---- Exercise inputs
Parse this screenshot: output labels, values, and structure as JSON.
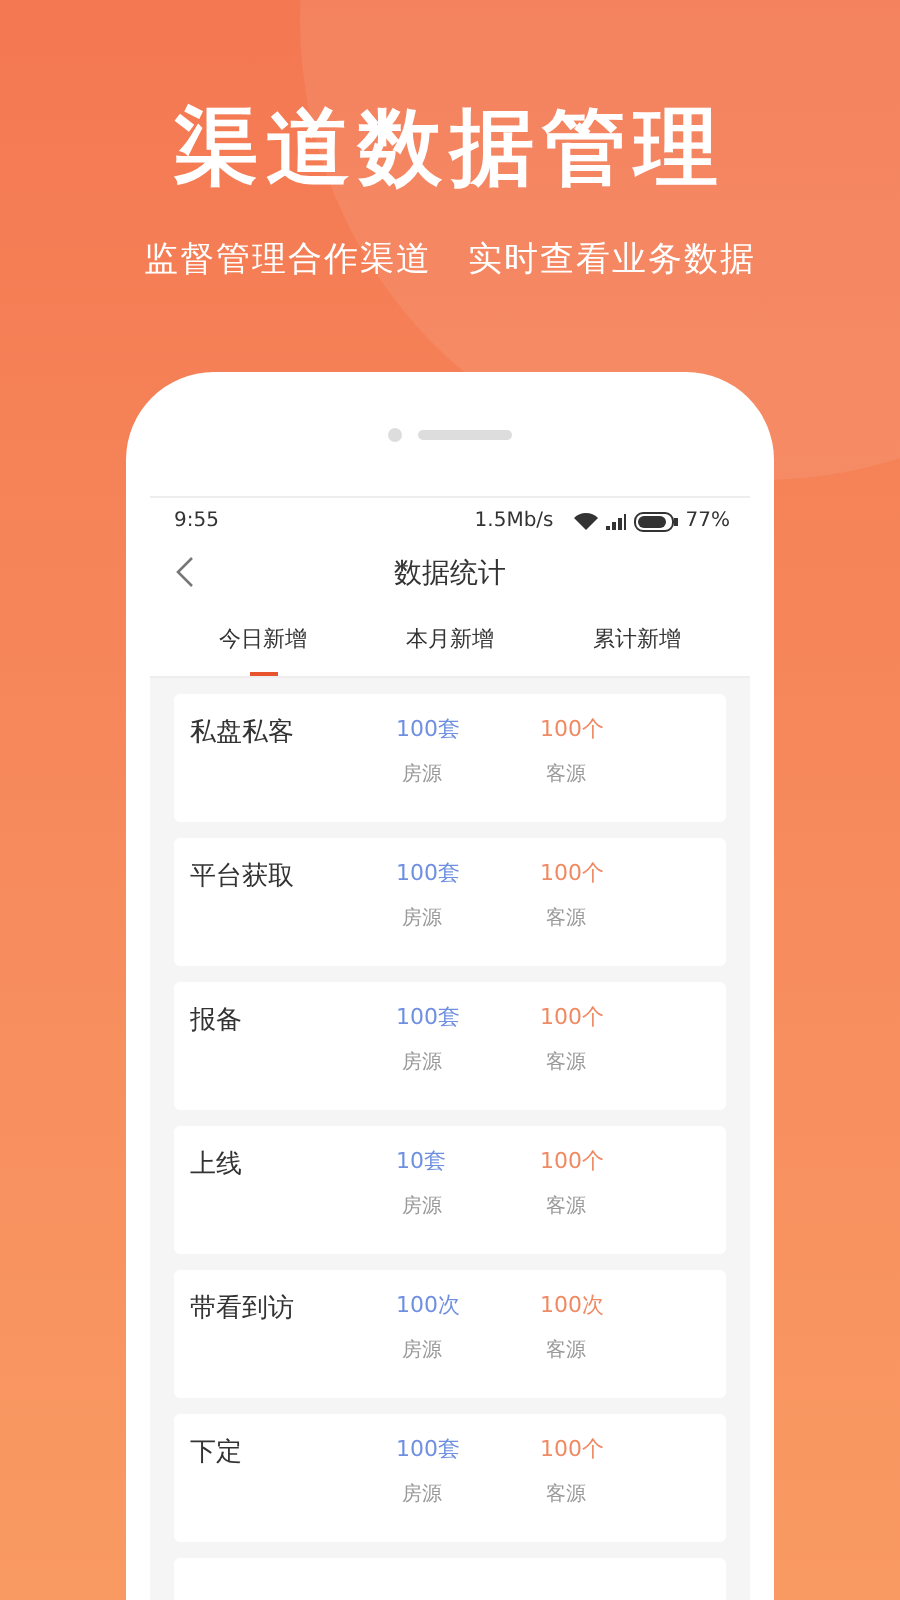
{
  "headline": "渠道数据管理",
  "subtitle": "监督管理合作渠道　实时查看业务数据",
  "status_bar": {
    "time": "9:55",
    "speed": "1.5Mb/s",
    "battery": "77%"
  },
  "header": {
    "title": "数据统计"
  },
  "tabs": [
    {
      "label": "今日新增",
      "selected": true
    },
    {
      "label": "本月新增",
      "selected": false
    },
    {
      "label": "累计新增",
      "selected": false
    }
  ],
  "cards": [
    {
      "name": "私盘私客",
      "stats": [
        {
          "value": "100套",
          "label": "房源",
          "color": "#6f8fe0"
        },
        {
          "value": "100个",
          "label": "客源",
          "color": "#ef8a62"
        }
      ]
    },
    {
      "name": "平台获取",
      "stats": [
        {
          "value": "100套",
          "label": "房源",
          "color": "#6f8fe0"
        },
        {
          "value": "100个",
          "label": "客源",
          "color": "#ef8a62"
        }
      ]
    },
    {
      "name": "报备",
      "stats": [
        {
          "value": "100套",
          "label": "房源",
          "color": "#6f8fe0"
        },
        {
          "value": "100个",
          "label": "客源",
          "color": "#ef8a62"
        }
      ]
    },
    {
      "name": "上线",
      "stats": [
        {
          "value": "10套",
          "label": "房源",
          "color": "#6f8fe0"
        },
        {
          "value": "100个",
          "label": "客源",
          "color": "#ef8a62"
        }
      ]
    },
    {
      "name": "带看到访",
      "stats": [
        {
          "value": "100次",
          "label": "房源",
          "color": "#6f8fe0"
        },
        {
          "value": "100次",
          "label": "客源",
          "color": "#ef8a62"
        }
      ]
    },
    {
      "name": "下定",
      "stats": [
        {
          "value": "100套",
          "label": "房源",
          "color": "#6f8fe0"
        },
        {
          "value": "100个",
          "label": "客源",
          "color": "#ef8a62"
        }
      ]
    }
  ]
}
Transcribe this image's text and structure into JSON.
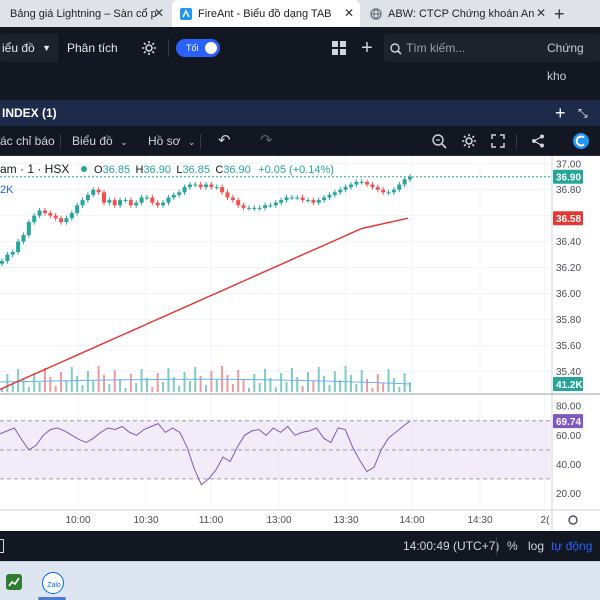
{
  "browser": {
    "tabs": [
      {
        "title": "Bảng giá Lightning – Sàn cổ phiế",
        "active": false
      },
      {
        "title": "FireAnt - Biểu đồ dạng TAB",
        "active": true
      },
      {
        "title": "ABW: CTCP Chứng khoán An Bình",
        "active": false
      }
    ]
  },
  "appbar": {
    "chart_menu": "iểu đồ",
    "analysis": "Phân tích",
    "toggle_label": "Tối",
    "search_placeholder": "Tìm kiếm...",
    "right_label": "Chứng kho"
  },
  "panel": {
    "title": "INDEX (1)"
  },
  "chart_toolbar": {
    "indicators": "ác chỉ báo",
    "chart": "Biểu đồ",
    "profile": "Hồ sơ"
  },
  "legend": {
    "symbol": "am · 1 · HSX",
    "o_label": "O",
    "o_value": "36.85",
    "h_label": "H",
    "h_value": "36.90",
    "l_label": "L",
    "l_value": "36.85",
    "c_label": "C",
    "c_value": "36.90",
    "change": "+0.05 (+0.14%)",
    "volume_partial": "2K"
  },
  "colors": {
    "up": "#26a69a",
    "down": "#ef5350",
    "ma": "#e53935",
    "rsi": "#7e57c2",
    "dark": "#131722"
  },
  "chart_data": {
    "type": "candlestick",
    "x_ticks": [
      "10:00",
      "10:30",
      "11:00",
      "13:00",
      "13:30",
      "14:00",
      "14:30",
      "2("
    ],
    "price_axis": [
      "37.00",
      "36.80",
      "36.60",
      "36.40",
      "36.20",
      "36.00",
      "35.80",
      "35.60",
      "35.40"
    ],
    "price_range": [
      35.24,
      37.06
    ],
    "price_badges": [
      {
        "value": "36.90",
        "kind": "last"
      },
      {
        "value": "36.58",
        "kind": "ma"
      }
    ],
    "volume_badge": "41.2K",
    "rsi_axis": [
      "80.00",
      "60.00",
      "40.00",
      "20.00"
    ],
    "rsi_range": [
      10,
      87
    ],
    "rsi_band": [
      30,
      70
    ],
    "rsi_badge": "69.74",
    "close": [
      36.25,
      36.3,
      36.32,
      36.4,
      36.45,
      36.55,
      36.6,
      36.64,
      36.62,
      36.6,
      36.58,
      36.55,
      36.58,
      36.62,
      36.68,
      36.72,
      36.76,
      36.8,
      36.78,
      36.7,
      36.72,
      36.68,
      36.72,
      36.72,
      36.68,
      36.7,
      36.74,
      36.74,
      36.7,
      36.68,
      36.7,
      36.74,
      36.76,
      36.78,
      36.82,
      36.84,
      36.84,
      36.82,
      36.84,
      36.82,
      36.82,
      36.78,
      36.74,
      36.72,
      36.68,
      36.66,
      36.66,
      36.66,
      36.66,
      36.68,
      36.68,
      36.7,
      36.72,
      36.74,
      36.74,
      36.74,
      36.72,
      36.72,
      36.7,
      36.72,
      36.74,
      36.76,
      36.78,
      36.8,
      36.82,
      36.84,
      36.86,
      36.86,
      36.84,
      36.82,
      36.8,
      36.78,
      36.78,
      36.8,
      36.84,
      36.88,
      36.9
    ],
    "ma": [
      35.26,
      35.3,
      35.34,
      35.38,
      35.42,
      35.46,
      35.5,
      35.54,
      35.58,
      35.62,
      35.66,
      35.7,
      35.74,
      35.78,
      35.82,
      35.86,
      35.9,
      35.94,
      35.98,
      36.02,
      36.06,
      36.1,
      36.14,
      36.18,
      36.22,
      36.26,
      36.3,
      36.34,
      36.38,
      36.42,
      36.46,
      36.5,
      36.52,
      36.54,
      36.56,
      36.58
    ],
    "rsi": [
      61,
      63,
      65,
      57,
      50,
      53,
      60,
      64,
      65,
      63,
      60,
      57,
      55,
      58,
      62,
      65,
      64,
      66,
      62,
      60,
      64,
      66,
      68,
      62,
      65,
      62,
      52,
      37,
      26,
      30,
      36,
      45,
      42,
      52,
      60,
      63,
      64,
      60,
      65,
      62,
      66,
      60,
      62,
      63,
      65,
      58,
      55,
      65,
      64,
      52,
      43,
      35,
      38,
      50,
      58,
      62,
      66,
      69.74
    ]
  },
  "footer": {
    "time": "14:00:49 (UTC+7)",
    "percent": "%",
    "log": "log",
    "auto": "tự động"
  }
}
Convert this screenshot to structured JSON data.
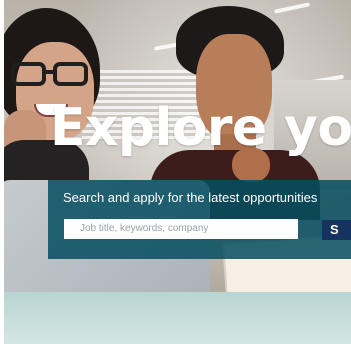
{
  "hero": {
    "headline": "Explore your",
    "search_prompt": "Search and apply for the latest opportunities"
  },
  "search": {
    "placeholder": "Job title, keywords, company",
    "button_label": "S"
  },
  "colors": {
    "panel": "#054e61",
    "button": "#16325f",
    "text_on_dark": "#ffffff"
  }
}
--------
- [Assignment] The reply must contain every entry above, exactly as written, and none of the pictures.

- [Written response]
Parse this screenshot: output labels, values, and structure as JSON.
{
  "headline": "渠道数据管理",
  "subtitle": "监督管理合作渠道　实时查看业务数据",
  "status_bar": {
    "time": "9:55",
    "speed": "1.5Mb/s",
    "battery": "77%"
  },
  "header": {
    "title": "数据统计"
  },
  "tabs": [
    {
      "label": "今日新增",
      "selected": true
    },
    {
      "label": "本月新增",
      "selected": false
    },
    {
      "label": "累计新增",
      "selected": false
    }
  ],
  "cards": [
    {
      "name": "私盘私客",
      "stats": [
        {
          "value": "100套",
          "label": "房源",
          "color": "#6f8fe0"
        },
        {
          "value": "100个",
          "label": "客源",
          "color": "#ef8a62"
        }
      ]
    },
    {
      "name": "平台获取",
      "stats": [
        {
          "value": "100套",
          "label": "房源",
          "color": "#6f8fe0"
        },
        {
          "value": "100个",
          "label": "客源",
          "color": "#ef8a62"
        }
      ]
    },
    {
      "name": "报备",
      "stats": [
        {
          "value": "100套",
          "label": "房源",
          "color": "#6f8fe0"
        },
        {
          "value": "100个",
          "label": "客源",
          "color": "#ef8a62"
        }
      ]
    },
    {
      "name": "上线",
      "stats": [
        {
          "value": "10套",
          "label": "房源",
          "color": "#6f8fe0"
        },
        {
          "value": "100个",
          "label": "客源",
          "color": "#ef8a62"
        }
      ]
    },
    {
      "name": "带看到访",
      "stats": [
        {
          "value": "100次",
          "label": "房源",
          "color": "#6f8fe0"
        },
        {
          "value": "100次",
          "label": "客源",
          "color": "#ef8a62"
        }
      ]
    },
    {
      "name": "下定",
      "stats": [
        {
          "value": "100套",
          "label": "房源",
          "color": "#6f8fe0"
        },
        {
          "value": "100个",
          "label": "客源",
          "color": "#ef8a62"
        }
      ]
    }
  ]
}
Transcribe this image's text and structure into JSON.
{
  "browser": {
    "tabs": [
      {
        "title": "Bảng giá Lightning – Sàn cổ phiế",
        "active": false
      },
      {
        "title": "FireAnt - Biểu đồ dạng TAB",
        "active": true
      },
      {
        "title": "ABW: CTCP Chứng khoán An Bình",
        "active": false
      }
    ]
  },
  "appbar": {
    "chart_menu": "iểu đồ",
    "analysis": "Phân tích",
    "toggle_label": "Tối",
    "search_placeholder": "Tìm kiếm...",
    "right_label": "Chứng kho"
  },
  "panel": {
    "title": "INDEX (1)"
  },
  "chart_toolbar": {
    "indicators": "ác chỉ báo",
    "chart": "Biểu đồ",
    "profile": "Hồ sơ"
  },
  "legend": {
    "symbol": "am · 1 · HSX",
    "o_label": "O",
    "o_value": "36.85",
    "h_label": "H",
    "h_value": "36.90",
    "l_label": "L",
    "l_value": "36.85",
    "c_label": "C",
    "c_value": "36.90",
    "change": "+0.05 (+0.14%)",
    "volume_partial": "2K"
  },
  "colors": {
    "up": "#26a69a",
    "down": "#ef5350",
    "ma": "#e53935",
    "rsi": "#7e57c2",
    "dark": "#131722"
  },
  "chart_data": {
    "type": "candlestick",
    "x_ticks": [
      "10:00",
      "10:30",
      "11:00",
      "13:00",
      "13:30",
      "14:00",
      "14:30",
      "2("
    ],
    "price_axis": [
      "37.00",
      "36.80",
      "36.60",
      "36.40",
      "36.20",
      "36.00",
      "35.80",
      "35.60",
      "35.40"
    ],
    "price_range": [
      35.24,
      37.06
    ],
    "price_badges": [
      {
        "value": "36.90",
        "kind": "last"
      },
      {
        "value": "36.58",
        "kind": "ma"
      }
    ],
    "volume_badge": "41.2K",
    "rsi_axis": [
      "80.00",
      "60.00",
      "40.00",
      "20.00"
    ],
    "rsi_range": [
      10,
      87
    ],
    "rsi_band": [
      30,
      70
    ],
    "rsi_badge": "69.74",
    "close": [
      36.25,
      36.3,
      36.32,
      36.4,
      36.45,
      36.55,
      36.6,
      36.64,
      36.62,
      36.6,
      36.58,
      36.55,
      36.58,
      36.62,
      36.68,
      36.72,
      36.76,
      36.8,
      36.78,
      36.7,
      36.72,
      36.68,
      36.72,
      36.72,
      36.68,
      36.7,
      36.74,
      36.74,
      36.7,
      36.68,
      36.7,
      36.74,
      36.76,
      36.78,
      36.82,
      36.84,
      36.84,
      36.82,
      36.84,
      36.82,
      36.82,
      36.78,
      36.74,
      36.72,
      36.68,
      36.66,
      36.66,
      36.66,
      36.66,
      36.68,
      36.68,
      36.7,
      36.72,
      36.74,
      36.74,
      36.74,
      36.72,
      36.72,
      36.7,
      36.72,
      36.74,
      36.76,
      36.78,
      36.8,
      36.82,
      36.84,
      36.86,
      36.86,
      36.84,
      36.82,
      36.8,
      36.78,
      36.78,
      36.8,
      36.84,
      36.88,
      36.9
    ],
    "ma": [
      35.26,
      35.3,
      35.34,
      35.38,
      35.42,
      35.46,
      35.5,
      35.54,
      35.58,
      35.62,
      35.66,
      35.7,
      35.74,
      35.78,
      35.82,
      35.86,
      35.9,
      35.94,
      35.98,
      36.02,
      36.06,
      36.1,
      36.14,
      36.18,
      36.22,
      36.26,
      36.3,
      36.34,
      36.38,
      36.42,
      36.46,
      36.5,
      36.52,
      36.54,
      36.56,
      36.58
    ],
    "rsi": [
      61,
      63,
      65,
      57,
      50,
      53,
      60,
      64,
      65,
      63,
      60,
      57,
      55,
      58,
      62,
      65,
      64,
      66,
      62,
      60,
      64,
      66,
      68,
      62,
      65,
      62,
      52,
      37,
      26,
      30,
      36,
      45,
      42,
      52,
      60,
      63,
      64,
      60,
      65,
      62,
      66,
      60,
      62,
      63,
      65,
      58,
      55,
      65,
      64,
      52,
      43,
      35,
      38,
      50,
      58,
      62,
      66,
      69.74
    ]
  },
  "footer": {
    "time": "14:00:49 (UTC+7)",
    "percent": "%",
    "log": "log",
    "auto": "tự động"
  }
}
Convert this screenshot to structured JSON data.
{
  "hero": {
    "headline": "Explore your",
    "search_prompt": "Search and apply for the latest opportunities"
  },
  "search": {
    "placeholder": "Job title, keywords, company",
    "button_label": "S"
  },
  "colors": {
    "panel": "#054e61",
    "button": "#16325f",
    "text_on_dark": "#ffffff"
  }
}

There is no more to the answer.